Optimization technology is ubiquitous in our society. It schedules planes and their crews, coordinates the production of steel, and organizes the transportation of iron ore from the mines to the ports. Optimization clears the day-ahead and real-time markets to deliver electricity to millions of people. It organizes kidney exchanges and cancer treatments and helps scientists understand the fundamental fabric of life, control complex chemical reactions, and design drugs that may benefit billions of individuals.
This class is an introduction to discrete optimization and exposes students to some of the most fundamental concepts and algorithms in the field. It covers constraint programming, local search, and mixed-integer programming from their foundations to their applications for complex practical problems in areas such as scheduling, vehicle routing, supply-chain optimization, and resource allocation.
-These lectures and readings give you an introduction to this course: its philosophy, organization, and load. They also tell you how the assignments are a significant part of the class. This week covers the common input/output organization of the assignments, how they are graded, and how to succeed in this class.
-These lectures introduce optimization problems and some optimization techniques through the knapsack problem, one of the most well-known problem in the field. It discusses how to formalize and model optimization problems using knapsack as an example. It then reviews how to apply dynamic programming and branch and bound to the knapsack problem, providing intuition behind these two fundamental optimization techniques. The concept of relaxation and search are also discussed.
-Constraint programming is an optimization technique that emerged from the field of artificial intelligence.
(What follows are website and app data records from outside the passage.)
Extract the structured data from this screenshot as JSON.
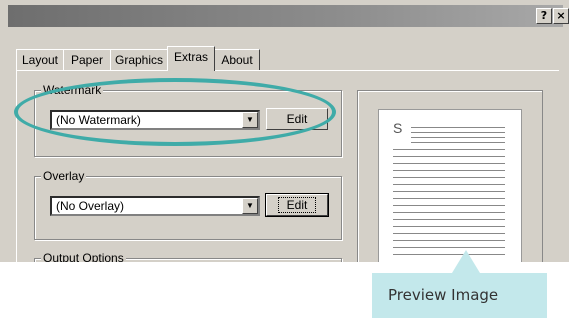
{
  "window": {
    "title": "",
    "help_button": "?",
    "close_button": "×"
  },
  "tabs": [
    {
      "label": "Layout"
    },
    {
      "label": "Paper"
    },
    {
      "label": "Graphics"
    },
    {
      "label": "Extras",
      "active": true
    },
    {
      "label": "About"
    }
  ],
  "watermark": {
    "group_label": "Watermark",
    "selected": "(No Watermark)",
    "edit_button": "Edit"
  },
  "overlay": {
    "group_label": "Overlay",
    "selected": "(No Overlay)",
    "edit_button": "Edit"
  },
  "output_options": {
    "group_label": "Output Options"
  },
  "preview": {
    "page_letter": "S"
  },
  "callout": {
    "text": "Preview Image",
    "background": "#c3e8eb"
  },
  "highlight": {
    "color": "#3faba8"
  }
}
It is characterized by two key ideas: To express the optimization problem at a high level to reveal its structure and to use constraints to reduce the search space by removing, from the variable domains, values that cannot appear in solutions. These lectures cover constraint programming in detail, describing the language of constraint programming, its underlying computational paradigm and how it can be applied in practice.
-Local search is probably the oldest and most intuitive optimization technique. It consists in starting from a solution and improving it by performing (typically) local perturbations (often called moves). Local search has evolved substantially in the last decades with a lot of attention being devoted on which moves to explore. These lectures explore the theory and practice of local search, from the concept of neighborhood and connectivity to meta-heuristics such as tabu search and simulated annealing.
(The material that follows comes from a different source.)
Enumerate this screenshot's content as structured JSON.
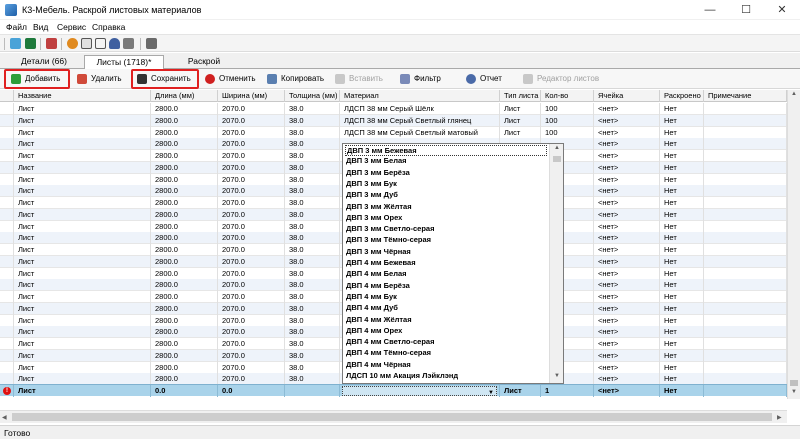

-Linear programming has been, and remains, a workhorse of optimization. It consists in optimizing a linear objective subject to linear constraints, admits efficient algorithmic solutions, and is often an important building block for other optimization techniques. These lectures review fundamental concepts in linear programming, including the infamous simplex algorithm, simplex tableau, and duality. .
Mixed Integer Programming
-Mixed Integer Programming generalizes linear programming by allowing integer variables, which dramatically changes the complexity of the problems but also broadens the potential applications significantly. These lectures review how to model problems in mixed-integer programming and how to solve mixed-integer programs using branch and bound. Advanced techniques such as cutting planes and polyhedral cuts are also covered.
Advanced Topics: Part I
-These lectures cover some more advanced concepts in optimization. They introduce constraint-programming techniques for scheduling and routing.
Advanced Topics: Part II
-These lectures continues to cover some more advanced concepts in optimization. They introduce large neighborhood search, which often combines constraint programming and local search, and column generation which decomposes an optimization model into a master and pricing problem, using more complex variables.
Professor Pascal Van Hentenryck